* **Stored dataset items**
::::::::::

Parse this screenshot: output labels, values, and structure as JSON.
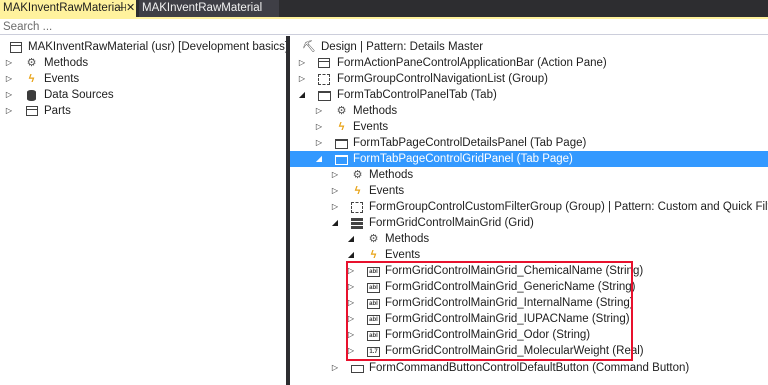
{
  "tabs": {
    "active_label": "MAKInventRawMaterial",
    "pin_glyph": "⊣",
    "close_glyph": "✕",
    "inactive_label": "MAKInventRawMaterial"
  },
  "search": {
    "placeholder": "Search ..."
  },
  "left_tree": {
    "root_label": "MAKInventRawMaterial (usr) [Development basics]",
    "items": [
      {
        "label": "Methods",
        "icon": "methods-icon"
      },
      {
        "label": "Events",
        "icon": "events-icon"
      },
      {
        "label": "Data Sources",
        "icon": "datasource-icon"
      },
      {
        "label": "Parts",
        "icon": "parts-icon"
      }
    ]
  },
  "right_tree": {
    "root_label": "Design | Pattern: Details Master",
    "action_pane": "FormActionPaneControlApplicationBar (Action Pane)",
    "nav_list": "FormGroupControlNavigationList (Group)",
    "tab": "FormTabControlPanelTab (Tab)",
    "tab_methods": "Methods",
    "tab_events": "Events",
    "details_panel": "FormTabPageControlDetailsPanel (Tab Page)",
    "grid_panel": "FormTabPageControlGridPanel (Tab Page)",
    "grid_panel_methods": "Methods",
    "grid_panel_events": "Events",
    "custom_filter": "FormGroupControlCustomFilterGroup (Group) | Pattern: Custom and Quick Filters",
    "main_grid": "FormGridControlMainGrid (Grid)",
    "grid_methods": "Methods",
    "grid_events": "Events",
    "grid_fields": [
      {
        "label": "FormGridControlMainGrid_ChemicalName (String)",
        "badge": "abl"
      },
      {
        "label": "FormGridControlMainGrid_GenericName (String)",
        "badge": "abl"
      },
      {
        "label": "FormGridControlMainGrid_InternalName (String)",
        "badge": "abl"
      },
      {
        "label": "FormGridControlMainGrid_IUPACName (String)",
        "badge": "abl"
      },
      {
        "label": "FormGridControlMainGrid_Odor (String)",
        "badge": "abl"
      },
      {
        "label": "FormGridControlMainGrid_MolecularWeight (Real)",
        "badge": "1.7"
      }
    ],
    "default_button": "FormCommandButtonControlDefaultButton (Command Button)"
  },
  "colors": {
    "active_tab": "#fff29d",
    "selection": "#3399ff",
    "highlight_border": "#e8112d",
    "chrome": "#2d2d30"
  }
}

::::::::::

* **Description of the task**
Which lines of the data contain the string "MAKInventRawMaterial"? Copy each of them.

* **Output**
    "active_label": "MAKInventRawMaterial",
    "inactive_label": "MAKInventRawMaterial"
    "root_label": "MAKInventRawMaterial (usr) [Development basics]",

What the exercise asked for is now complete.